RECORDS SHOWN.
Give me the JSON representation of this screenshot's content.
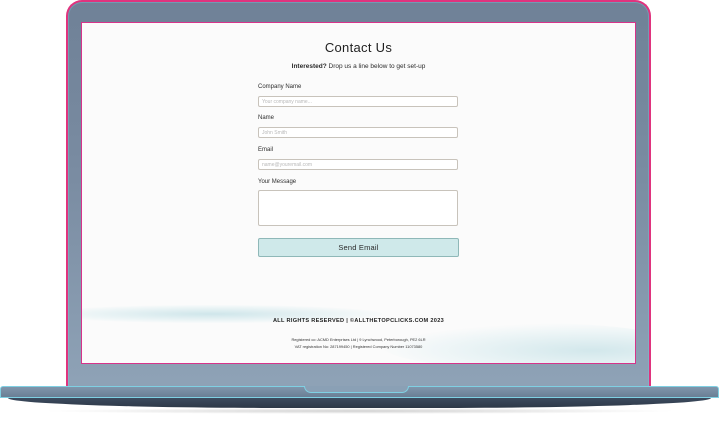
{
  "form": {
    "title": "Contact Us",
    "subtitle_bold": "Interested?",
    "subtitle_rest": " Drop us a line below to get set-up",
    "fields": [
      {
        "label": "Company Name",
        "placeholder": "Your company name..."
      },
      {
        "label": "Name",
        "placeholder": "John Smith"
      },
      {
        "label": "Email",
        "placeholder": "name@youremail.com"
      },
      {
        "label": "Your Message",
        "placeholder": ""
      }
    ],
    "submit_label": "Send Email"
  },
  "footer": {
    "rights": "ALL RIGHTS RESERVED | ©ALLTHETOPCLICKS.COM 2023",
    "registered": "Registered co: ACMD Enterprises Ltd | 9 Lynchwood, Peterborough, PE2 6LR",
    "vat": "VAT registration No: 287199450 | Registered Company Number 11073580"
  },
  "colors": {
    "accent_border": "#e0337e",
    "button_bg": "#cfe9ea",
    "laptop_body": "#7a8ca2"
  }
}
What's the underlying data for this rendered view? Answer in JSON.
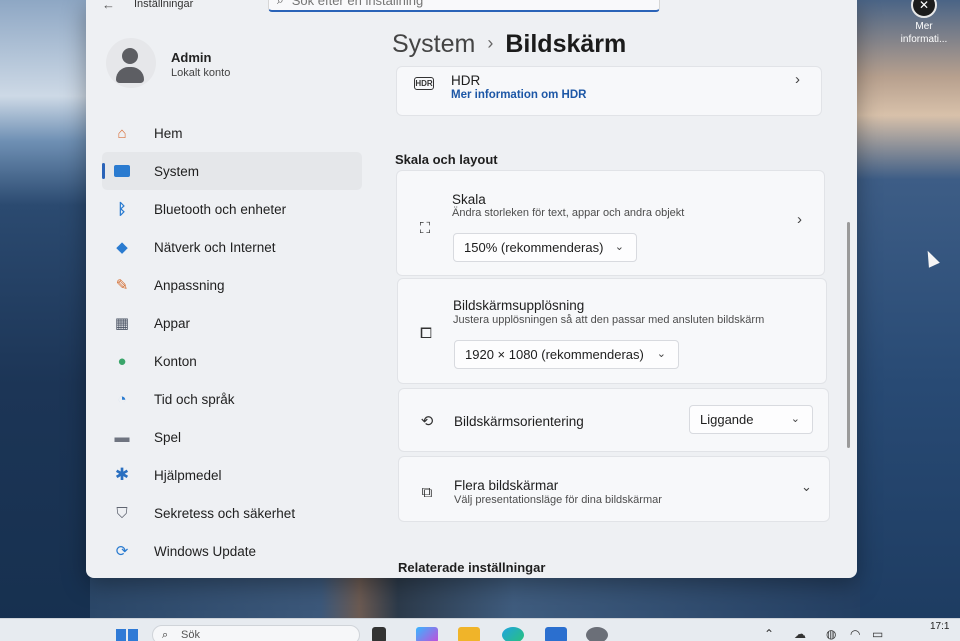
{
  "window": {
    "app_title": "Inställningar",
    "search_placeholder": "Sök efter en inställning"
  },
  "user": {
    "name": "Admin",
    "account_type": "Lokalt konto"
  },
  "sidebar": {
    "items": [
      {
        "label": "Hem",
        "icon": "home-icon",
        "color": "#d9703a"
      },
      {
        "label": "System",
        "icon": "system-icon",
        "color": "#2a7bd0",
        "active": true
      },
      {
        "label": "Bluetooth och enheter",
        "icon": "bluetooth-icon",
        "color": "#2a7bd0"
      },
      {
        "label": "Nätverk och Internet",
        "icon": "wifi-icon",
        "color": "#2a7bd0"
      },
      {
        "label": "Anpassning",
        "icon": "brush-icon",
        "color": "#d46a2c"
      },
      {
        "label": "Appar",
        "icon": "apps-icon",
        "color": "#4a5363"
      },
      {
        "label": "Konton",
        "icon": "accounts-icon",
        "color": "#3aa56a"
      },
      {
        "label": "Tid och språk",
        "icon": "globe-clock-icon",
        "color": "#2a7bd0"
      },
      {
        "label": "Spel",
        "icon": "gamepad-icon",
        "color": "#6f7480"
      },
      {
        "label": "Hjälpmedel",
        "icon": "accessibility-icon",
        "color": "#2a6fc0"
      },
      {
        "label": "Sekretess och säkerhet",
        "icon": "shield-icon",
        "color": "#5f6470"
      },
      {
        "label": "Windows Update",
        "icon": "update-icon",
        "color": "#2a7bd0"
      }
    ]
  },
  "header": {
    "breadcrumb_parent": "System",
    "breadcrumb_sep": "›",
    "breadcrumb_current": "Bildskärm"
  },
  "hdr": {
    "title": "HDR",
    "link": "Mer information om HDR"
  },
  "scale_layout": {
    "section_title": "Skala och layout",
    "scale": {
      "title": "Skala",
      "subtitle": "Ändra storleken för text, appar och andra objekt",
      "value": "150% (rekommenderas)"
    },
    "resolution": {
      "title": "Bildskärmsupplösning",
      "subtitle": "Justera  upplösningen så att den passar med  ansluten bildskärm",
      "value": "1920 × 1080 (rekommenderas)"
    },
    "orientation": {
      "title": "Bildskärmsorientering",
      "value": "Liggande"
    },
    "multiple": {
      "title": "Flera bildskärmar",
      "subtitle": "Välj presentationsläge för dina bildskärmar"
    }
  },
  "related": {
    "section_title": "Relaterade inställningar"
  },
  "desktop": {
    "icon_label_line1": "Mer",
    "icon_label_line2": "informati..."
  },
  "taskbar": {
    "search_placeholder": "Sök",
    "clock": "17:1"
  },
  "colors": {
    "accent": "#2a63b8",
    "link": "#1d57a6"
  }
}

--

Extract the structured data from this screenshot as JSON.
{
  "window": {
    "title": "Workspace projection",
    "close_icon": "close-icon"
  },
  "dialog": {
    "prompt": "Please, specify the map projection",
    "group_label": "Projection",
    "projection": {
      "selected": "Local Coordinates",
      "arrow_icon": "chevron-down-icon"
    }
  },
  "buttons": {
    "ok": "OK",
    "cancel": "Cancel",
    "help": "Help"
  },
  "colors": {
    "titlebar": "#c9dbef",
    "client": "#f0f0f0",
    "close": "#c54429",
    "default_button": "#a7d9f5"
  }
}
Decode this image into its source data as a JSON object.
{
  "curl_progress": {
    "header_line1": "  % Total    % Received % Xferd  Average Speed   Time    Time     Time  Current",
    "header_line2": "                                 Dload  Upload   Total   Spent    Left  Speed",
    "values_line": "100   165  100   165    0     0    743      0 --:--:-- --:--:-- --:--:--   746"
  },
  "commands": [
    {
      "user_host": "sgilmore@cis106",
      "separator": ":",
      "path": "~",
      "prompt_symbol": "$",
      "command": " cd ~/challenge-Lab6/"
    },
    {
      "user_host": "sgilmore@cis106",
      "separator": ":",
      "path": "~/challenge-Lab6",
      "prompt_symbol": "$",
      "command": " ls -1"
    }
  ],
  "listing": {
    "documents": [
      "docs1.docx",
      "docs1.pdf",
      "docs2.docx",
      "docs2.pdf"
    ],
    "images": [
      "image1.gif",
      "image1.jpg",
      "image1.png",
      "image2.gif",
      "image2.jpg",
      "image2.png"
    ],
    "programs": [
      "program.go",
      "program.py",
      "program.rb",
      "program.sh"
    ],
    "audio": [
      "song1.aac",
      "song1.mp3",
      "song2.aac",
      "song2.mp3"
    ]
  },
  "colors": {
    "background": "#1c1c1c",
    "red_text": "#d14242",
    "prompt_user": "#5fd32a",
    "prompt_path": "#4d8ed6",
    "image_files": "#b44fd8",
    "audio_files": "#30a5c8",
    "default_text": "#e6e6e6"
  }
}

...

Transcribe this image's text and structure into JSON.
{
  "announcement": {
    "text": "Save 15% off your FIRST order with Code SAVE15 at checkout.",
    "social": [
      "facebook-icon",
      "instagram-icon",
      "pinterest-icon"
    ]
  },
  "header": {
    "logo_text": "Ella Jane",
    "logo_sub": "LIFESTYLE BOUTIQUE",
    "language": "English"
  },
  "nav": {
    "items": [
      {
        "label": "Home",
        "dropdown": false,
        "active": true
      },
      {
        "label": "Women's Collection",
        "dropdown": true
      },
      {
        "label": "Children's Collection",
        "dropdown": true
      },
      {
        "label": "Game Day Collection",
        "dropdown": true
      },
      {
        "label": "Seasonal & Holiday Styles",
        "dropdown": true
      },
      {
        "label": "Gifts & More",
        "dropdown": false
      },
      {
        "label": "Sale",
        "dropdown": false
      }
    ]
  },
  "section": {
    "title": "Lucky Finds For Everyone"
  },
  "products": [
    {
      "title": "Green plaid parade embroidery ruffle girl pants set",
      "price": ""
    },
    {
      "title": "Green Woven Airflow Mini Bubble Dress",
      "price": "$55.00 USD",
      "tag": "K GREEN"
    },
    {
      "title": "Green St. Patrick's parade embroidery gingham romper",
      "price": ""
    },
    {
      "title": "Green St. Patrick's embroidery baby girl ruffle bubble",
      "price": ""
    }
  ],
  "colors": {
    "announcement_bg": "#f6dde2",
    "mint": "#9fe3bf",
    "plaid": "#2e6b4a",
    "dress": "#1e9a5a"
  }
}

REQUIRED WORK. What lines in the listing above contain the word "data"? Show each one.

OUTPUT FOR THIS EXERCISE.
What's the underlying data for this rendered view? Answer in JSON.
Extract the structured data from this screenshot as JSON.
Decode this image into its source data as a JSON object.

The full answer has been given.